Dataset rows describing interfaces
- - - - - - -

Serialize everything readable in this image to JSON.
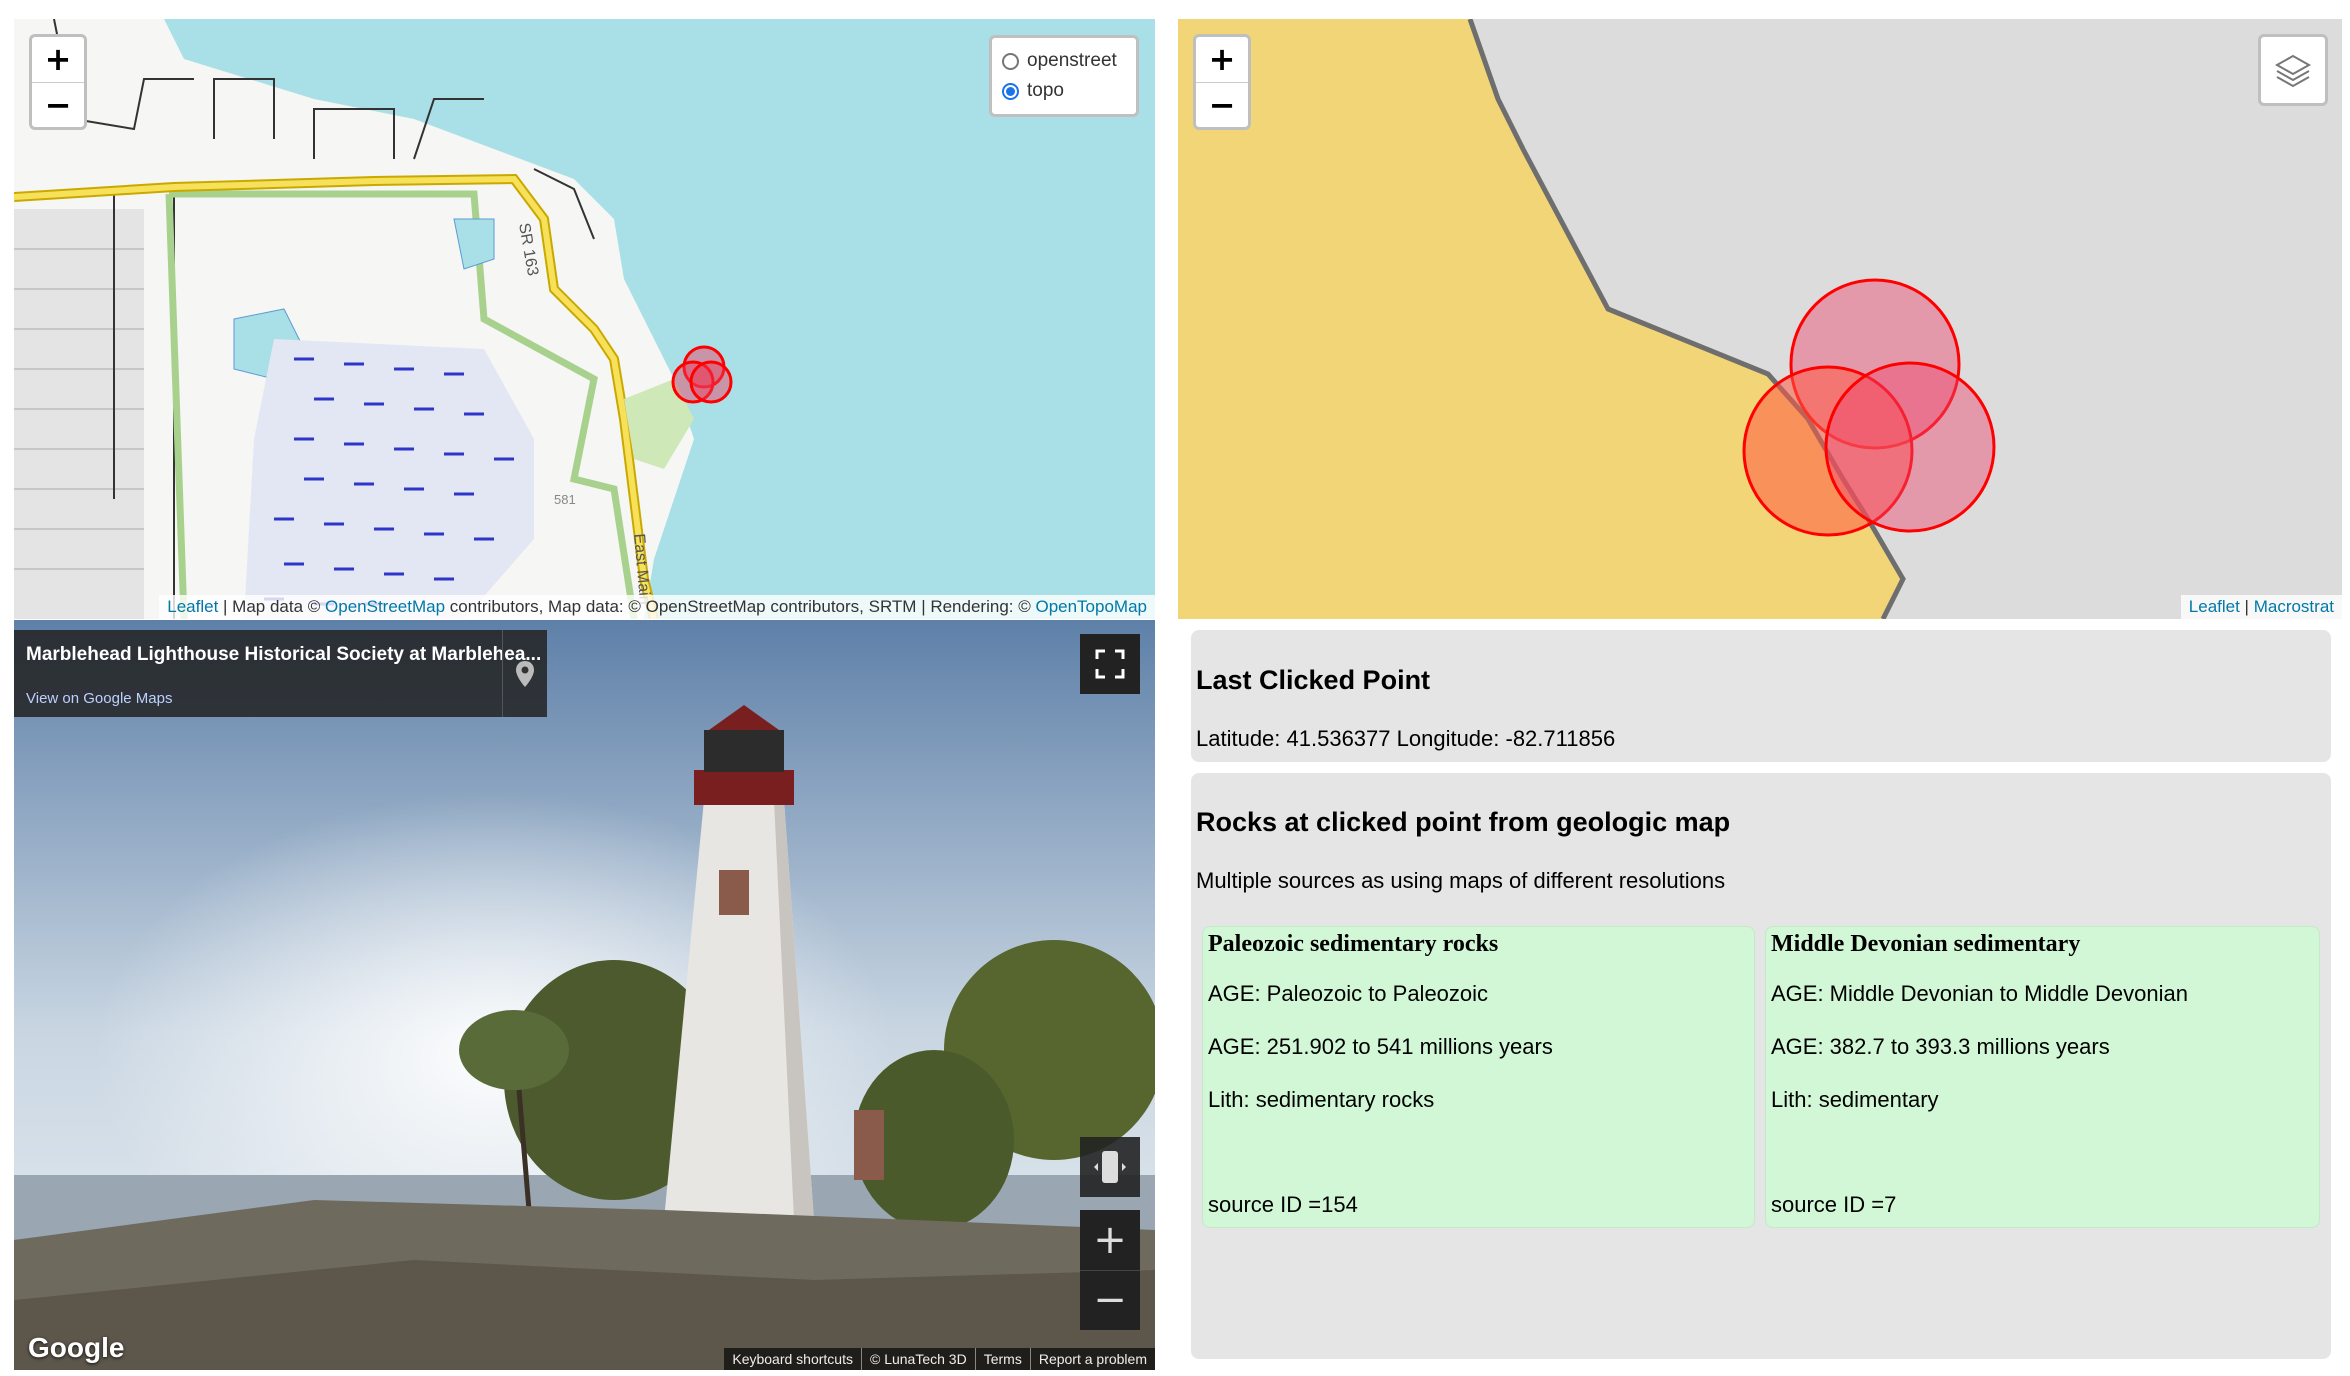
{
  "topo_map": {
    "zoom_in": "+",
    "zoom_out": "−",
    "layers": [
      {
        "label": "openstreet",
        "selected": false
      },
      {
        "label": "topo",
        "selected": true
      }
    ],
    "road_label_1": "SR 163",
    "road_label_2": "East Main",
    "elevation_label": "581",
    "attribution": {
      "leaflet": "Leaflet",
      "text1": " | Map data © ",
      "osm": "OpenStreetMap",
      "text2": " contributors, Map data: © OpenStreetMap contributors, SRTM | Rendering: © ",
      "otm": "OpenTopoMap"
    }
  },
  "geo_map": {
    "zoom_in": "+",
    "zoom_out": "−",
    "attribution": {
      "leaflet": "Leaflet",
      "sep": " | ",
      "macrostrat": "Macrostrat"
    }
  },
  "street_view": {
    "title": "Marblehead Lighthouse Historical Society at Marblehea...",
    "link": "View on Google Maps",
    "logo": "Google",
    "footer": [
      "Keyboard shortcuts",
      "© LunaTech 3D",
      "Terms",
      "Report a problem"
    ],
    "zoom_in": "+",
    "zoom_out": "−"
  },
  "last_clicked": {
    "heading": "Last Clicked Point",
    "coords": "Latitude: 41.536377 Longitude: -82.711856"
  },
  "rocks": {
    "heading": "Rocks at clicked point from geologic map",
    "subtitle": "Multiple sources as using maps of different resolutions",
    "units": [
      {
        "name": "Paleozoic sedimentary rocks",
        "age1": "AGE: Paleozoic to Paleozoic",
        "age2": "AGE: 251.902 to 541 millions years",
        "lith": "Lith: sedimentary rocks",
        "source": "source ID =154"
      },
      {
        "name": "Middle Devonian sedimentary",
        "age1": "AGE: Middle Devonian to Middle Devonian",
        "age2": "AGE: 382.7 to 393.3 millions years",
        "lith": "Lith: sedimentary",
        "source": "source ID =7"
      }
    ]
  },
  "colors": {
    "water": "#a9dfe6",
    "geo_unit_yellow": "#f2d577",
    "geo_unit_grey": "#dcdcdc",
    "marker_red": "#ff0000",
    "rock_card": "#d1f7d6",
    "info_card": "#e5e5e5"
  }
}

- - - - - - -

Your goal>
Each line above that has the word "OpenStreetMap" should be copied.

Solution to this task>
      "osm": "OpenStreetMap",
      "text2": " contributors, Map data: © OpenStreetMap contributors, SRTM | Rendering: © ",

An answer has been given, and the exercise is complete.